[Extracted data entries]
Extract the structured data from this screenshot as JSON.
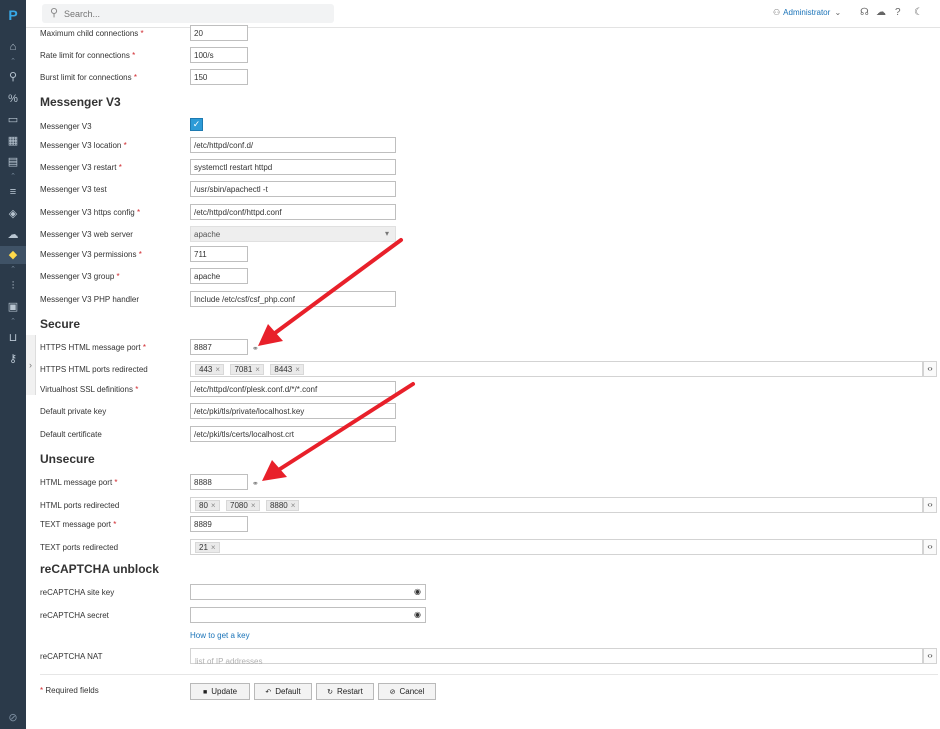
{
  "rail": {
    "logo": "P",
    "icons": [
      "home-icon",
      "user-icon",
      "percent-icon",
      "monitor-icon",
      "apps-icon",
      "book-icon",
      "list-icon",
      "shield-icon",
      "cloud-icon",
      "plugin-icon",
      "sliders-icon",
      "grid-icon",
      "basket-icon",
      "key-icon"
    ],
    "active_icon": "plugin-icon",
    "active_color": "#ffd94a"
  },
  "topbar": {
    "search_placeholder": "Search...",
    "user_label": "Administrator",
    "user_caret": "⌄",
    "icons": [
      "help-center-icon",
      "cloud-icon",
      "question-icon",
      "moon-icon"
    ]
  },
  "form": {
    "top_rows": [
      {
        "label": "Maximum child connections",
        "required": true,
        "value": "20"
      },
      {
        "label": "Rate limit for connections",
        "required": true,
        "value": "100/s"
      },
      {
        "label": "Burst limit for connections",
        "required": true,
        "value": "150"
      }
    ],
    "messenger": {
      "title": "Messenger V3",
      "enabled_label": "Messenger V3",
      "enabled": true,
      "rows": [
        {
          "label": "Messenger V3 location",
          "required": true,
          "value": "/etc/httpd/conf.d/"
        },
        {
          "label": "Messenger V3 restart",
          "required": true,
          "value": "systemctl restart httpd"
        },
        {
          "label": "Messenger V3 test",
          "required": false,
          "value": "/usr/sbin/apachectl -t"
        },
        {
          "label": "Messenger V3 https config",
          "required": true,
          "value": "/etc/httpd/conf/httpd.conf"
        },
        {
          "label": "Messenger V3 web server",
          "required": false,
          "value": "apache"
        },
        {
          "label": "Messenger V3 permissions",
          "required": true,
          "value": "711"
        },
        {
          "label": "Messenger V3 group",
          "required": true,
          "value": "apache"
        },
        {
          "label": "Messenger V3 PHP handler",
          "required": false,
          "value": "Include /etc/csf/csf_php.conf"
        }
      ]
    },
    "secure": {
      "title": "Secure",
      "port_label": "HTTPS HTML message port",
      "port_value": "8887",
      "redirect_label": "HTTPS HTML ports redirected",
      "redirect_tags": [
        "443",
        "7081",
        "8443"
      ],
      "ssl_label": "Virtualhost SSL definitions",
      "ssl_value": "/etc/httpd/conf/plesk.conf.d/*/*.conf",
      "key_label": "Default private key",
      "key_value": "/etc/pki/tls/private/localhost.key",
      "cert_label": "Default certificate",
      "cert_value": "/etc/pki/tls/certs/localhost.crt"
    },
    "unsecure": {
      "title": "Unsecure",
      "port_label": "HTML message port",
      "port_value": "8888",
      "redirect_label": "HTML ports redirected",
      "redirect_tags": [
        "80",
        "7080",
        "8880"
      ],
      "text_port_label": "TEXT message port",
      "text_port_value": "8889",
      "text_redirect_label": "TEXT ports redirected",
      "text_redirect_tags": [
        "21"
      ]
    },
    "recaptcha": {
      "title": "reCAPTCHA unblock",
      "site_key_label": "reCAPTCHA site key",
      "site_key_value": "",
      "secret_label": "reCAPTCHA secret",
      "secret_value": "",
      "how_link": "How to get a key",
      "nat_label": "reCAPTCHA NAT",
      "nat_placeholder": "list of IP addresses"
    },
    "required_star": "*",
    "required_note": "Required fields",
    "buttons": {
      "update": "Update",
      "default": "Default",
      "restart": "Restart",
      "cancel": "Cancel"
    }
  },
  "annotation_color": "#e8202a"
}
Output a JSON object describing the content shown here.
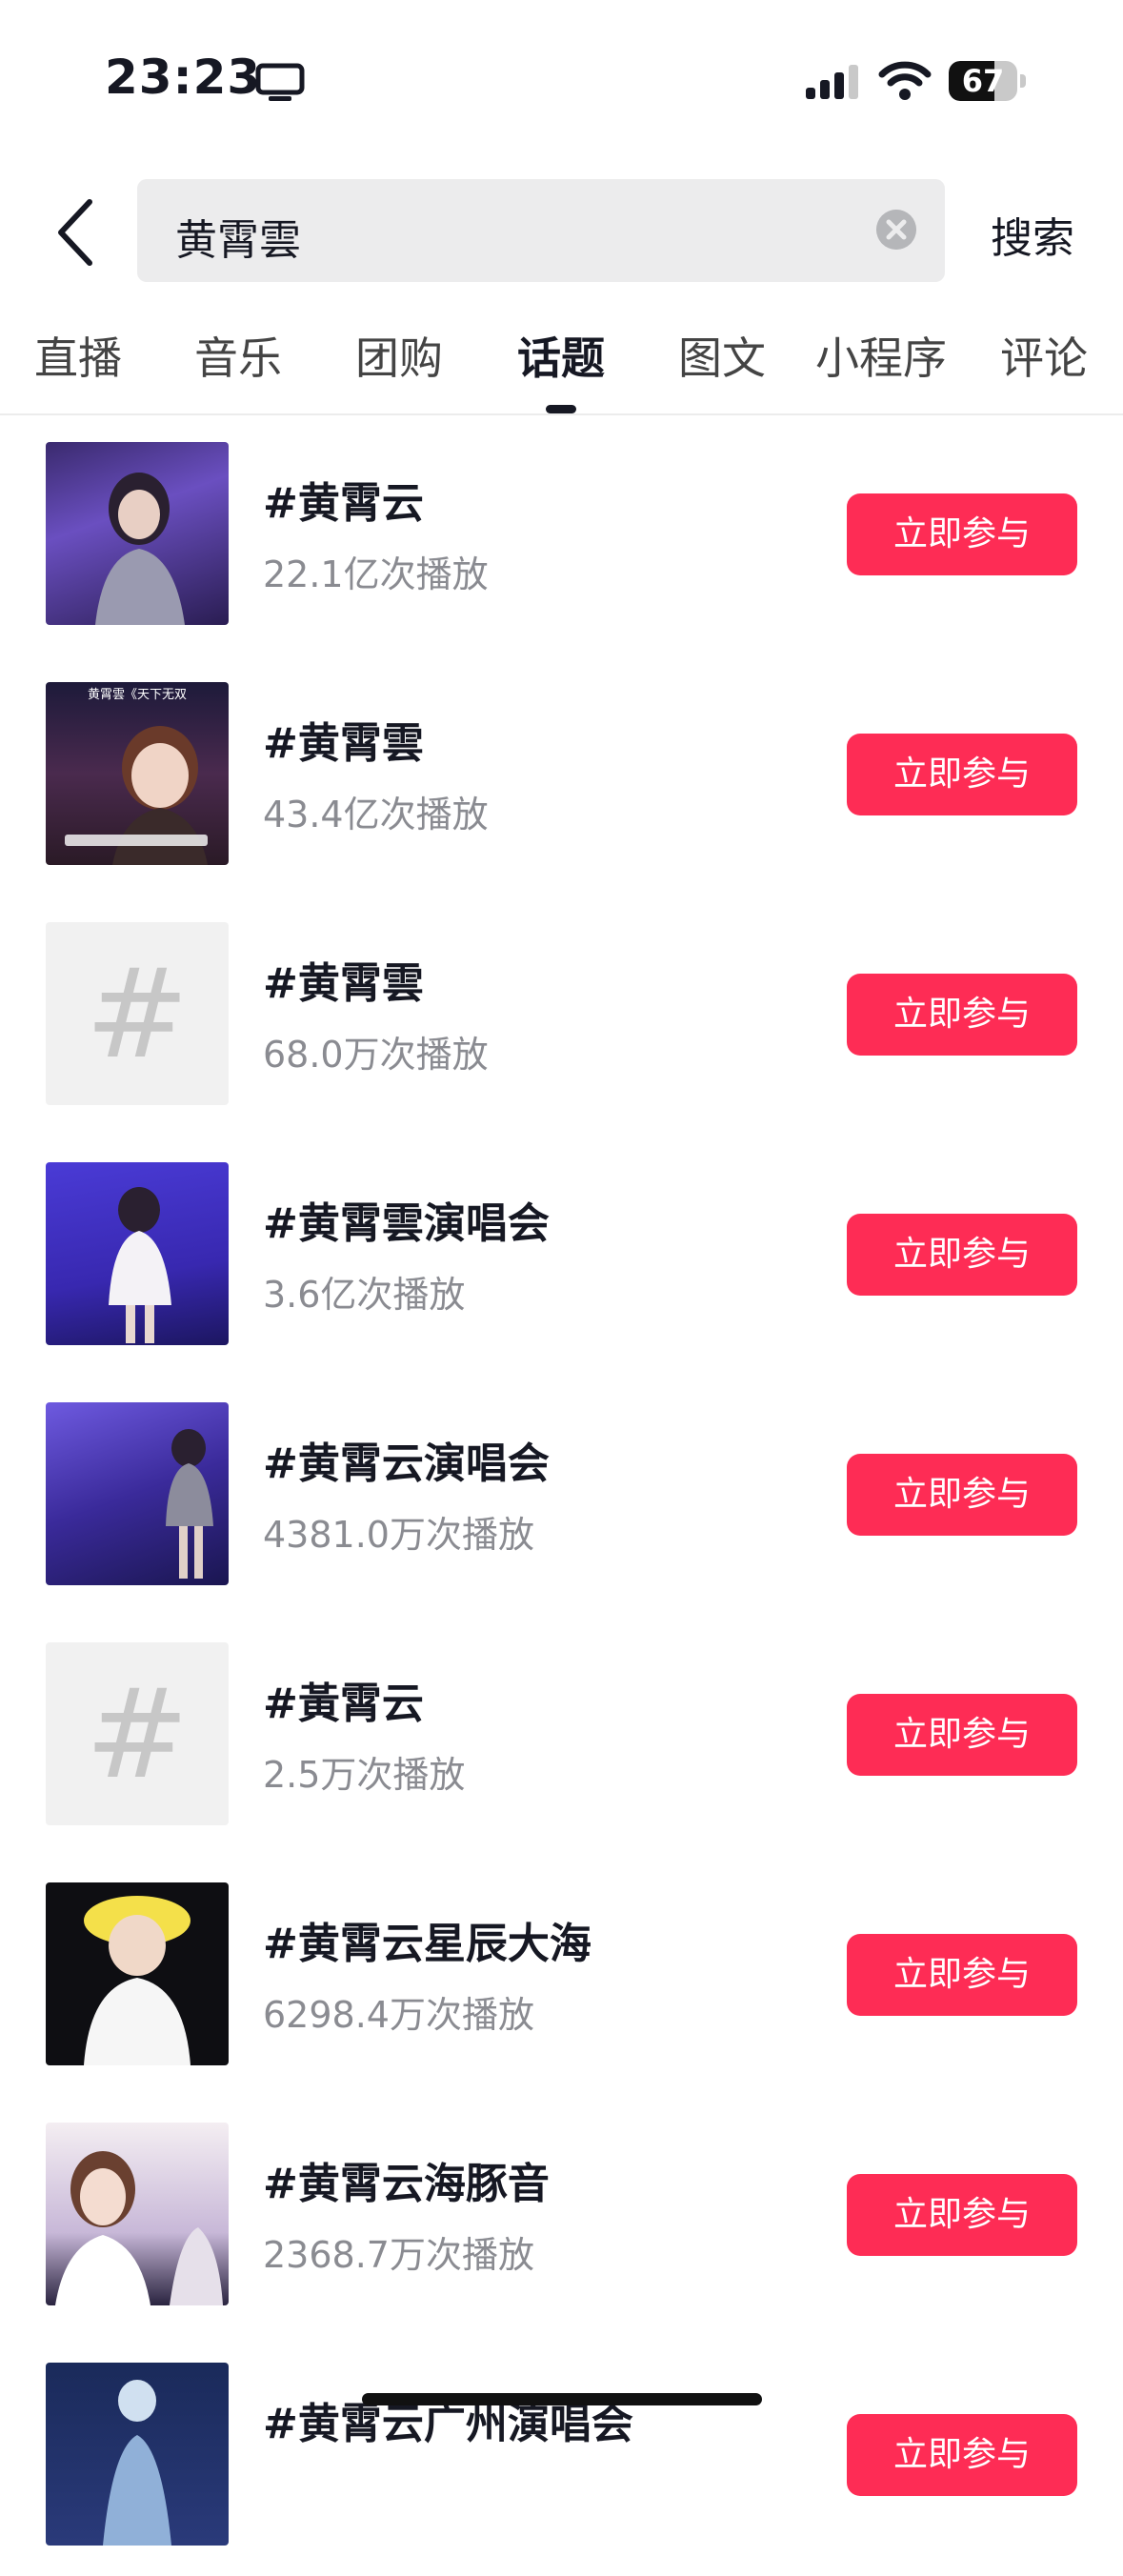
{
  "status_bar": {
    "time": "23:23",
    "battery": "67",
    "battery_level": 0.67
  },
  "search": {
    "query": "黄霄雲",
    "submit_label": "搜索"
  },
  "tabs": [
    {
      "label": "直播"
    },
    {
      "label": "音乐"
    },
    {
      "label": "团购"
    },
    {
      "label": "话题",
      "active": true
    },
    {
      "label": "图文"
    },
    {
      "label": "小程序"
    },
    {
      "label": "评论"
    }
  ],
  "colors": {
    "accent": "#fe2c55",
    "text": "#161823",
    "subtext": "#8a8b91"
  },
  "topics": [
    {
      "title": "#黄霄云",
      "plays": "22.1亿次播放",
      "button": "立即参与",
      "thumb": "photo"
    },
    {
      "title": "#黄霄雲",
      "plays": "43.4亿次播放",
      "button": "立即参与",
      "thumb": "photo",
      "thumb_caption": "黄霄雲《天下无双"
    },
    {
      "title": "#黄霄雲",
      "plays": "68.0万次播放",
      "button": "立即参与",
      "thumb": "hash",
      "thumb_symbol": "#"
    },
    {
      "title": "#黄霄雲演唱会",
      "plays": "3.6亿次播放",
      "button": "立即参与",
      "thumb": "photo"
    },
    {
      "title": "#黄霄云演唱会",
      "plays": "4381.0万次播放",
      "button": "立即参与",
      "thumb": "photo"
    },
    {
      "title": "#黃霄云",
      "plays": "2.5万次播放",
      "button": "立即参与",
      "thumb": "hash",
      "thumb_symbol": "#"
    },
    {
      "title": "#黄霄云星辰大海",
      "plays": "6298.4万次播放",
      "button": "立即参与",
      "thumb": "photo"
    },
    {
      "title": "#黄霄云海豚音",
      "plays": "2368.7万次播放",
      "button": "立即参与",
      "thumb": "photo"
    },
    {
      "title": "#黄霄云广州演唱会",
      "plays": "",
      "button": "立即参与",
      "thumb": "photo"
    }
  ]
}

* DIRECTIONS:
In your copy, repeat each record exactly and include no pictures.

* REPLY:
Extract the structured data from this screenshot as JSON.
{
  "rail": {
    "logo": "P",
    "icons": [
      "home-icon",
      "user-icon",
      "percent-icon",
      "monitor-icon",
      "apps-icon",
      "book-icon",
      "list-icon",
      "shield-icon",
      "cloud-icon",
      "plugin-icon",
      "sliders-icon",
      "grid-icon",
      "basket-icon",
      "key-icon"
    ],
    "active_icon": "plugin-icon",
    "active_color": "#ffd94a"
  },
  "topbar": {
    "search_placeholder": "Search...",
    "user_label": "Administrator",
    "user_caret": "⌄",
    "icons": [
      "help-center-icon",
      "cloud-icon",
      "question-icon",
      "moon-icon"
    ]
  },
  "form": {
    "top_rows": [
      {
        "label": "Maximum child connections",
        "required": true,
        "value": "20"
      },
      {
        "label": "Rate limit for connections",
        "required": true,
        "value": "100/s"
      },
      {
        "label": "Burst limit for connections",
        "required": true,
        "value": "150"
      }
    ],
    "messenger": {
      "title": "Messenger V3",
      "enabled_label": "Messenger V3",
      "enabled": true,
      "rows": [
        {
          "label": "Messenger V3 location",
          "required": true,
          "value": "/etc/httpd/conf.d/"
        },
        {
          "label": "Messenger V3 restart",
          "required": true,
          "value": "systemctl restart httpd"
        },
        {
          "label": "Messenger V3 test",
          "required": false,
          "value": "/usr/sbin/apachectl -t"
        },
        {
          "label": "Messenger V3 https config",
          "required": true,
          "value": "/etc/httpd/conf/httpd.conf"
        },
        {
          "label": "Messenger V3 web server",
          "required": false,
          "value": "apache"
        },
        {
          "label": "Messenger V3 permissions",
          "required": true,
          "value": "711"
        },
        {
          "label": "Messenger V3 group",
          "required": true,
          "value": "apache"
        },
        {
          "label": "Messenger V3 PHP handler",
          "required": false,
          "value": "Include /etc/csf/csf_php.conf"
        }
      ]
    },
    "secure": {
      "title": "Secure",
      "port_label": "HTTPS HTML message port",
      "port_value": "8887",
      "redirect_label": "HTTPS HTML ports redirected",
      "redirect_tags": [
        "443",
        "7081",
        "8443"
      ],
      "ssl_label": "Virtualhost SSL definitions",
      "ssl_value": "/etc/httpd/conf/plesk.conf.d/*/*.conf",
      "key_label": "Default private key",
      "key_value": "/etc/pki/tls/private/localhost.key",
      "cert_label": "Default certificate",
      "cert_value": "/etc/pki/tls/certs/localhost.crt"
    },
    "unsecure": {
      "title": "Unsecure",
      "port_label": "HTML message port",
      "port_value": "8888",
      "redirect_label": "HTML ports redirected",
      "redirect_tags": [
        "80",
        "7080",
        "8880"
      ],
      "text_port_label": "TEXT message port",
      "text_port_value": "8889",
      "text_redirect_label": "TEXT ports redirected",
      "text_redirect_tags": [
        "21"
      ]
    },
    "recaptcha": {
      "title": "reCAPTCHA unblock",
      "site_key_label": "reCAPTCHA site key",
      "site_key_value": "",
      "secret_label": "reCAPTCHA secret",
      "secret_value": "",
      "how_link": "How to get a key",
      "nat_label": "reCAPTCHA NAT",
      "nat_placeholder": "list of IP addresses"
    },
    "required_star": "*",
    "required_note": "Required fields",
    "buttons": {
      "update": "Update",
      "default": "Default",
      "restart": "Restart",
      "cancel": "Cancel"
    }
  },
  "annotation_color": "#e8202a"
}
Output a JSON object describing the content shown here.
{
  "status_bar": {
    "time": "23:23",
    "battery": "67",
    "battery_level": 0.67
  },
  "search": {
    "query": "黄霄雲",
    "submit_label": "搜索"
  },
  "tabs": [
    {
      "label": "直播"
    },
    {
      "label": "音乐"
    },
    {
      "label": "团购"
    },
    {
      "label": "话题",
      "active": true
    },
    {
      "label": "图文"
    },
    {
      "label": "小程序"
    },
    {
      "label": "评论"
    }
  ],
  "colors": {
    "accent": "#fe2c55",
    "text": "#161823",
    "subtext": "#8a8b91"
  },
  "topics": [
    {
      "title": "#黄霄云",
      "plays": "22.1亿次播放",
      "button": "立即参与",
      "thumb": "photo"
    },
    {
      "title": "#黄霄雲",
      "plays": "43.4亿次播放",
      "button": "立即参与",
      "thumb": "photo",
      "thumb_caption": "黄霄雲《天下无双"
    },
    {
      "title": "#黄霄雲",
      "plays": "68.0万次播放",
      "button": "立即参与",
      "thumb": "hash",
      "thumb_symbol": "#"
    },
    {
      "title": "#黄霄雲演唱会",
      "plays": "3.6亿次播放",
      "button": "立即参与",
      "thumb": "photo"
    },
    {
      "title": "#黄霄云演唱会",
      "plays": "4381.0万次播放",
      "button": "立即参与",
      "thumb": "photo"
    },
    {
      "title": "#黃霄云",
      "plays": "2.5万次播放",
      "button": "立即参与",
      "thumb": "hash",
      "thumb_symbol": "#"
    },
    {
      "title": "#黄霄云星辰大海",
      "plays": "6298.4万次播放",
      "button": "立即参与",
      "thumb": "photo"
    },
    {
      "title": "#黄霄云海豚音",
      "plays": "2368.7万次播放",
      "button": "立即参与",
      "thumb": "photo"
    },
    {
      "title": "#黄霄云广州演唱会",
      "plays": "",
      "button": "立即参与",
      "thumb": "photo"
    }
  ]
}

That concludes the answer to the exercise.